DESCRIPTION OF THE TASK
How many lines in the material below contain the word "JSON"? Answer with the number alone.

====== SUPPLIED MATERIAL ======

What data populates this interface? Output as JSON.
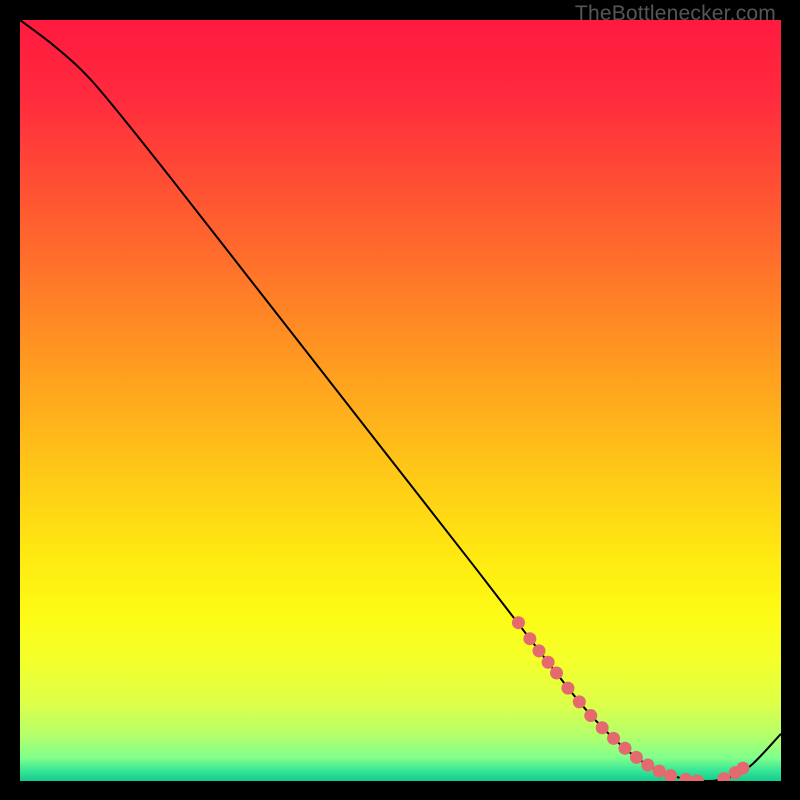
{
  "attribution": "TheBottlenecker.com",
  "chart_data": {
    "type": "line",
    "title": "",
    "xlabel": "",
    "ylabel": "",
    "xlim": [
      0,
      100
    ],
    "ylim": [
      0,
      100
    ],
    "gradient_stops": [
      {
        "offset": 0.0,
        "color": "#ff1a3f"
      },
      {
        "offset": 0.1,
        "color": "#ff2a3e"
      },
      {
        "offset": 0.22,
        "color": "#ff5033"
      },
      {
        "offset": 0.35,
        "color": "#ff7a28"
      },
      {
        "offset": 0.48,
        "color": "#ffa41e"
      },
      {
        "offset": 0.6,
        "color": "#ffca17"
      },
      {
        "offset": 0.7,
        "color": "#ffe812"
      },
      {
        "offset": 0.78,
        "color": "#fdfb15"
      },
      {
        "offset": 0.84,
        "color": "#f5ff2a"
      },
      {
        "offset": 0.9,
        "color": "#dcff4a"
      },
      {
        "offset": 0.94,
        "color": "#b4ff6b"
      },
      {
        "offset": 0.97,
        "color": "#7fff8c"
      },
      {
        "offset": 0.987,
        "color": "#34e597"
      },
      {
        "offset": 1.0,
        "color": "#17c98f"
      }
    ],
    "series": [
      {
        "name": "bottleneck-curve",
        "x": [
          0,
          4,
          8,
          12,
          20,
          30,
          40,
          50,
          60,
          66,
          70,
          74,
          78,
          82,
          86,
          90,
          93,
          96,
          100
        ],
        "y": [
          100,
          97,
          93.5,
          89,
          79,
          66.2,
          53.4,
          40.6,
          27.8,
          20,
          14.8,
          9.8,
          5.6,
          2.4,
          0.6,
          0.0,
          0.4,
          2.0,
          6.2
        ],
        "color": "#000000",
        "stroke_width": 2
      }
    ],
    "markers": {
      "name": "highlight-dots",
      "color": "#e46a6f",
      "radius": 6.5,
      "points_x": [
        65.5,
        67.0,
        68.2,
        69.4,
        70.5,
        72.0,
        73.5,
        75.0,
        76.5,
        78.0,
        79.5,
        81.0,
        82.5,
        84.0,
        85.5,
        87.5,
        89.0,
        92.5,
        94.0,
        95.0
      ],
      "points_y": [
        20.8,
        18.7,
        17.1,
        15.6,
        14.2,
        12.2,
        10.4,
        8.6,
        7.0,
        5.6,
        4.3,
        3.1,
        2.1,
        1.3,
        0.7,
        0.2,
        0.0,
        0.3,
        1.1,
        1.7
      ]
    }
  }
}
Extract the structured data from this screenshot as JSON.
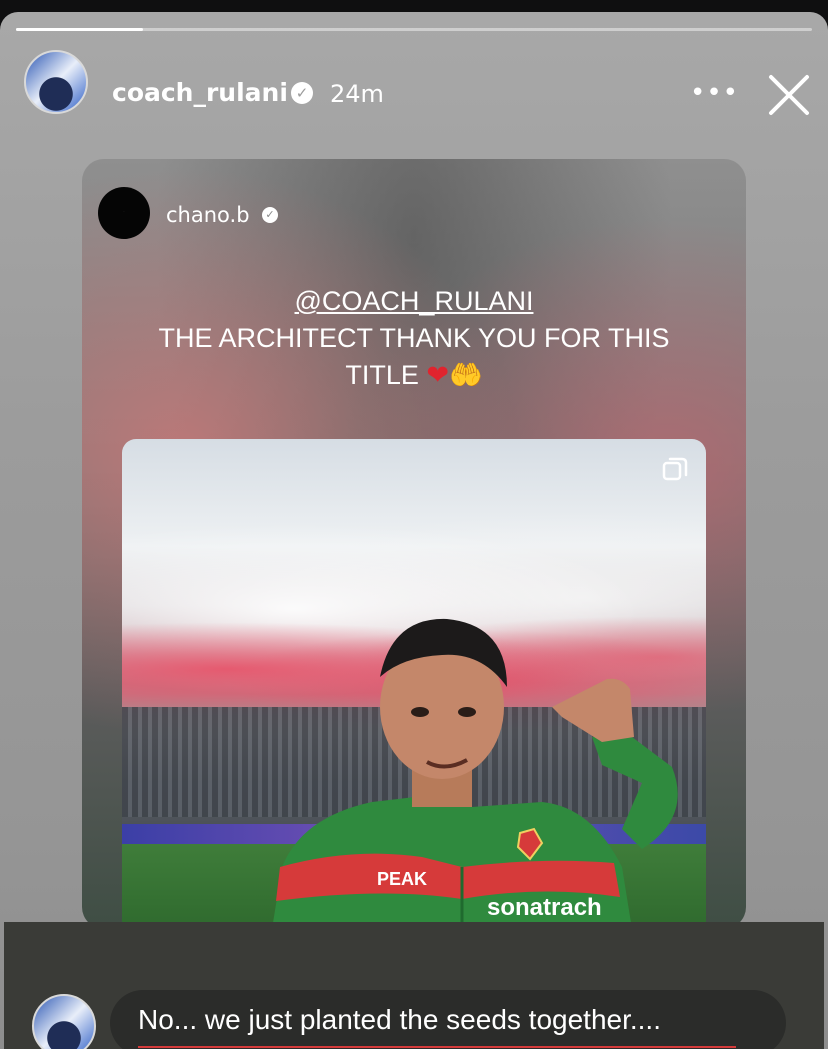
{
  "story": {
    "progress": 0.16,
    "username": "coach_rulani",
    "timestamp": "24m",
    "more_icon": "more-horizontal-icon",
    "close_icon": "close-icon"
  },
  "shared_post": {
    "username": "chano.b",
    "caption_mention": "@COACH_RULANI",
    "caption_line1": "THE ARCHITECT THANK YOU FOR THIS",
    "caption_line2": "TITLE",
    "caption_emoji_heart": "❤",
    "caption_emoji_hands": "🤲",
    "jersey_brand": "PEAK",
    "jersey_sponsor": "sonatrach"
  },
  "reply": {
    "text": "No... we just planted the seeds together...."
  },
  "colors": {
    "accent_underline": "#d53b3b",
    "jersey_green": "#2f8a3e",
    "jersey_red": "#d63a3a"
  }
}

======

EXPECTED ANSWER
2